Stored entries
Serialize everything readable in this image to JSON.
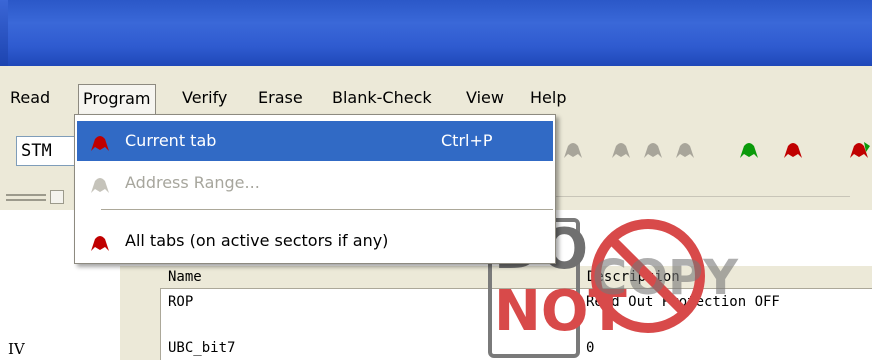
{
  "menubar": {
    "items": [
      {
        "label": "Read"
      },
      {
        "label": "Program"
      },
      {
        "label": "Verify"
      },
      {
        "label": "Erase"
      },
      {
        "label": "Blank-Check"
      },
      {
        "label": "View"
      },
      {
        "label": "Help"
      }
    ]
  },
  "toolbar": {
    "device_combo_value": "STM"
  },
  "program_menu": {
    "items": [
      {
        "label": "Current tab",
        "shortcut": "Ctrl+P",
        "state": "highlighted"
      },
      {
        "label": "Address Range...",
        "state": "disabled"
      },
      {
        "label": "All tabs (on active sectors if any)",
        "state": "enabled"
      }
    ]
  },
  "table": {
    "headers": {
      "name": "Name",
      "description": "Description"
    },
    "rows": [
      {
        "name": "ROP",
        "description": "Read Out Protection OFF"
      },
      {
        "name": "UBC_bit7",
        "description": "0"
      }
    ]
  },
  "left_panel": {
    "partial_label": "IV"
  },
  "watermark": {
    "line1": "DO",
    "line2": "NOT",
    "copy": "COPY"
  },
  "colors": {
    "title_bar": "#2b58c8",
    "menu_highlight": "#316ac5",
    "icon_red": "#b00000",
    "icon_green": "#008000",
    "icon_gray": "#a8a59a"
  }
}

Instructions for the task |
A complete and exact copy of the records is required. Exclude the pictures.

Solution below |
Serialize everything readable in this image to JSON.
{
  "menubar": {
    "items": [
      {
        "label": "Read"
      },
      {
        "label": "Program"
      },
      {
        "label": "Verify"
      },
      {
        "label": "Erase"
      },
      {
        "label": "Blank-Check"
      },
      {
        "label": "View"
      },
      {
        "label": "Help"
      }
    ]
  },
  "toolbar": {
    "device_combo_value": "STM"
  },
  "program_menu": {
    "items": [
      {
        "label": "Current tab",
        "shortcut": "Ctrl+P",
        "state": "highlighted"
      },
      {
        "label": "Address Range...",
        "state": "disabled"
      },
      {
        "label": "All tabs (on active sectors if any)",
        "state": "enabled"
      }
    ]
  },
  "table": {
    "headers": {
      "name": "Name",
      "description": "Description"
    },
    "rows": [
      {
        "name": "ROP",
        "description": "Read Out Protection OFF"
      },
      {
        "name": "UBC_bit7",
        "description": "0"
      }
    ]
  },
  "left_panel": {
    "partial_label": "IV"
  },
  "watermark": {
    "line1": "DO",
    "line2": "NOT",
    "copy": "COPY"
  },
  "colors": {
    "title_bar": "#2b58c8",
    "menu_highlight": "#316ac5",
    "icon_red": "#b00000",
    "icon_green": "#008000",
    "icon_gray": "#a8a59a"
  }
}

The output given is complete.